Before Treatment: Handling Insurance Matters

CURECancer Guide 2014
Volume 0
Issue 0

Strategies to make sure patients are getting the most out of their insurance plan

It is important to have and keep good medical insurance. Many patients have private insurance through employee group plans or individual plans. There are several types of health insurance plans, so it’s important for patients to become familiar with their individual insurance plan and its provisions in order to know what they will have to pay for themselves.

Treating and managing most cancers is expensive. Some insurance plans provide for additional coverage under a “catastrophic illness” clause. These policies, which must be in place prior to diagnosis, cover major medical care needs and usually have higher deductibles with lower premiums. They are useful for people with chronic illnesses.

Some insurance policies pay a fixed amount for each day a person is hospitalized. There is usually a limit on the total number of hospital inpatient days that are covered in a calendar year. The money received from this type of policy can be used however a policy holder wishes. It is often used for the other expenses that families face when one member is ill.

[Affordable Care Act and Clinical Trials]

Keeping Records of Insurance and Medical Care
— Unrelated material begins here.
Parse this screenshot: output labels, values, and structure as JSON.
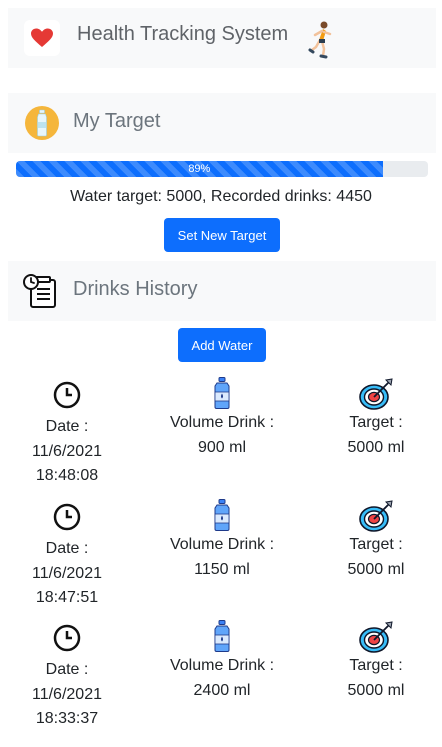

Keeping accurate records of medical bills, insurance claims and payments will help families manage their resources and reduce stress. Record-keeping is also important for those who wish to take advantage of the deductions available in filing itemized tax returns. The Internal Revenue Service ( can provide information and free publications regarding tax exemptions for cancer treatment expenses.


> Medical bills from all healthcare providers

> Claims filed

> Reimbursements and explanations of benefits

> Dates, names and outcomes of contacts made with insurers and others

> Non-reimbursed or outstanding medical costs and copayments

> Meals, lodging and travel expenses, including gas

> Cellphone or telephone expenses related to medical or other types of care, including psychosocial

> Admissions, clinic visits, lab work, diagnostic tests, procedures and treatments

> Drugs given and prescriptions filled


> Decide who will be the record-keeper or how the task will be shared.

> Seek the help of a relative or friend. This may be especially important for people who live alone.

> Set up a file system in a file cabinet, drawer, box or three-ring notebook.

> Check all bills and explanations of benefits for accuracy.

> Review bills promptly after receiving them.

> Save and file all bills, payment receipts and canceled checks.

> Keep a daily log of events and expenses; a calendar with space for writing is useful.

> Maintain a list of phone numbers for cancer care team members and other contacts.

Handling a Claim Denial or Refusal to Cover a Prescribed Service

It is not unusual for particular claims to be denied or for insurers to say they will not cover a test, procedure or service ordered by a patient’s doctor. If this occurs, it is important to have a working relationship with a case manager who can discuss the situation.

First, patients should ask their doctors to write a letter explaining or justifying what has been done or has been requested. Then, patients should resubmit the claim with a copy of the denial letter and the doctor’s explanation. Sometimes the test or service only will need to be “coded” differently.

If challenging the denial in this way is not successful, then patients may need to:

> Postpone payment until the matter is resolved.

> Resubmit the claim and request a review.

> Ask to speak with a supervisor who may have authority to reverse a decision.

> Seek help from the consumer services division of the state insurance department or commission.

> Consider legal action.

Patients should make sure they keep originals of correspondence. Their record-keeping team may be able to help make copies. Also, patients should keep a record of dates, names and conversations they have about the denial.

Options for Those Who Are Uninsured

Patients who are not insured should consider these options when seeking coverage:

> Determine whether they can apply for group insurance through fraternal or professional organizations, such as those for retired people, teachers, social workers or real estate agents.

> Explore their eligibility for Medicare, which covers most people who are 65 or older, or who are permanently disabled and have been receiving Social Security benefits for two years.

> Since the enactment of the Patient Protection and Affordable Care Act, all states offer a Pre-existing Condition Insurance Plan (PCIP) that covers people who have not had insurance for six months or more and have cancer or another pre-existing condition.

Adapted with permission of the American Cancer Society